Above-ground biomass predicts growth limitation in amabilis fir and western hemlock seedlings. 2003. Mitchell, A.K.; Dunsworth, B.G.; Bown, T.A.; Moran, J.A. The Forestry Chronicle 79(2): 285-290.
Available from: Pacific Forestry Centre
Catalog ID: 33438

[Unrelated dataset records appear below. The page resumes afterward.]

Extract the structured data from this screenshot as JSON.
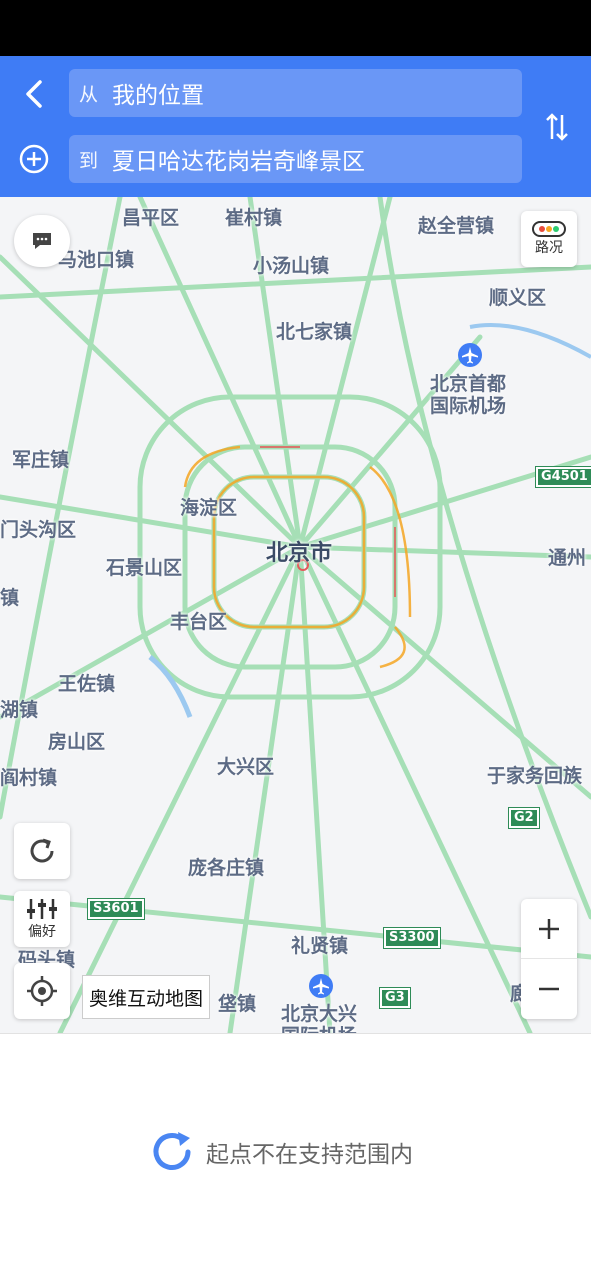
{
  "route": {
    "from_prefix": "从",
    "from_value": "我的位置",
    "to_prefix": "到",
    "to_value": "夏日哈达花岗岩奇峰景区"
  },
  "map": {
    "traffic_label": "路况",
    "preference_label": "偏好",
    "brand_label": "奥维互动地图",
    "labels": {
      "changping": "昌平区",
      "cuicun": "崔村镇",
      "zhaoquanying": "赵全营镇",
      "machikou": "马池口镇",
      "xiaotangshan": "小汤山镇",
      "shunyi": "顺义区",
      "beiqijia": "北七家镇",
      "airport": "北京首都\n国际机场",
      "junzhuang": "军庄镇",
      "haidian": "海淀区",
      "mentougou": "门头沟区",
      "beijing": "北京市",
      "tongzhou": "通州",
      "shijingshan": "石景山区",
      "zhen_left": "镇",
      "fengtai": "丰台区",
      "wangzuo": "王佐镇",
      "hu": "湖镇",
      "fangshan": "房山区",
      "yancun": "阎村镇",
      "daxing": "大兴区",
      "yujiawu": "于家务回族",
      "panggezhuang": "庞各庄镇",
      "lixian": "礼贤镇",
      "zhuotou": "码头镇",
      "zhuangzhen": "垡镇",
      "daxing_airport": "北京大兴\n国际机场",
      "langfang": "廊坊市"
    },
    "shields": {
      "g4501": "G4501",
      "g2": "G2",
      "s3601": "S3601",
      "s3300": "S3300",
      "g3": "G3"
    }
  },
  "status": {
    "message": "起点不在支持范围内"
  },
  "colors": {
    "header": "#3f7cf5",
    "road": "#a6dfb6",
    "congestion": "#f5a623"
  }
}
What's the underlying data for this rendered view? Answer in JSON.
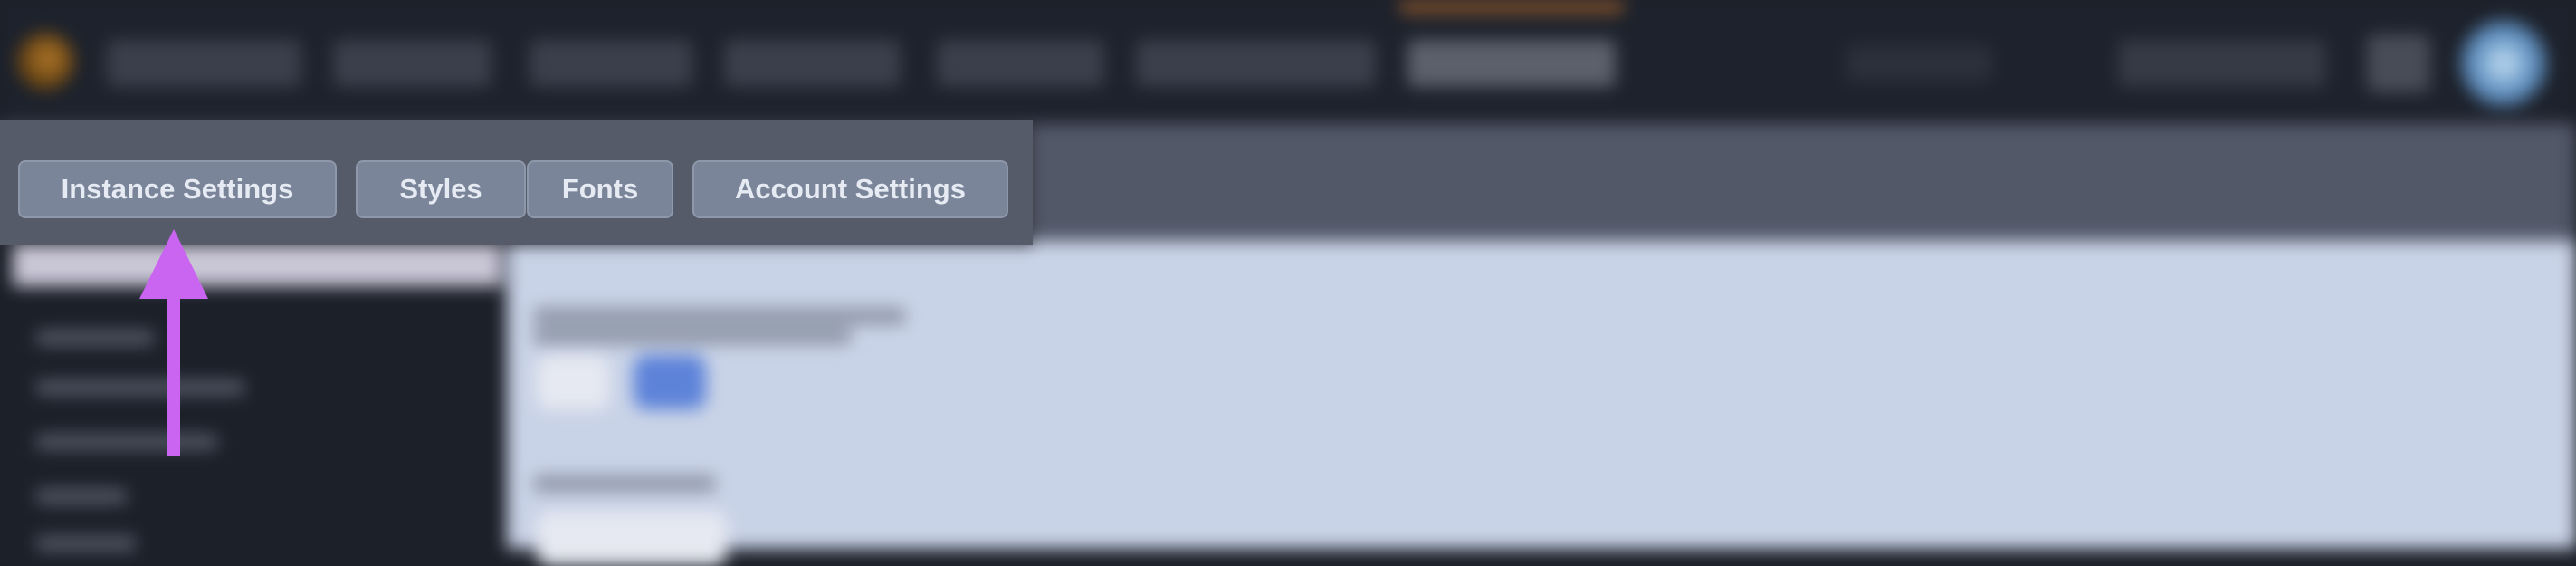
{
  "tabs": [
    {
      "label": "Instance Settings"
    },
    {
      "label": "Styles"
    },
    {
      "label": "Fonts"
    },
    {
      "label": "Account Settings"
    }
  ],
  "colors": {
    "tab_bar_bg": "#555b69",
    "tab_bg": "#7a859a",
    "tab_text": "#e6eaf2",
    "arrow": "#c965f0",
    "content_bg": "#c9d3e7",
    "topbar_bg": "#1d222c"
  },
  "icons": {
    "logo": "app-logo-icon",
    "avatar": "user-avatar-icon",
    "arrow": "arrow-up-icon"
  }
}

Conifer regeneration on clearcut montane sites is frequently affected by post-planting growth stagnation. The ability to predict such stagnation would be a valuable asset to forest managers. In this study, we tested the usefulness of above-ground biomass and photosynthetic efficiency (as estimated by foliar nitrogen concentration) in diagnosing growth limitations in western hemlock (Tsuga heterophylla) and amabilis fir (Abies amabilis). Seedlings were grown under different silvicultural systems (clearcut, patch cut, green tree retention and shelterwood) and post-planting treatments (fertilization, vegetation removal) at the Montane Alternative Silvicultural Systems (MASS) site on Vancouver Island, BC. Foliar nitrogen was found to be a poor predictor of height and stem volume growth. However, above-ground biomass predicted current height and stem volume (year 3 after planting), as well as future stem volume (year 7 after planting), in both species. Above-ground biomass therefore represents a useful measure of likely future growth performance, and may provide early warning of incipient growth stagnation in these species.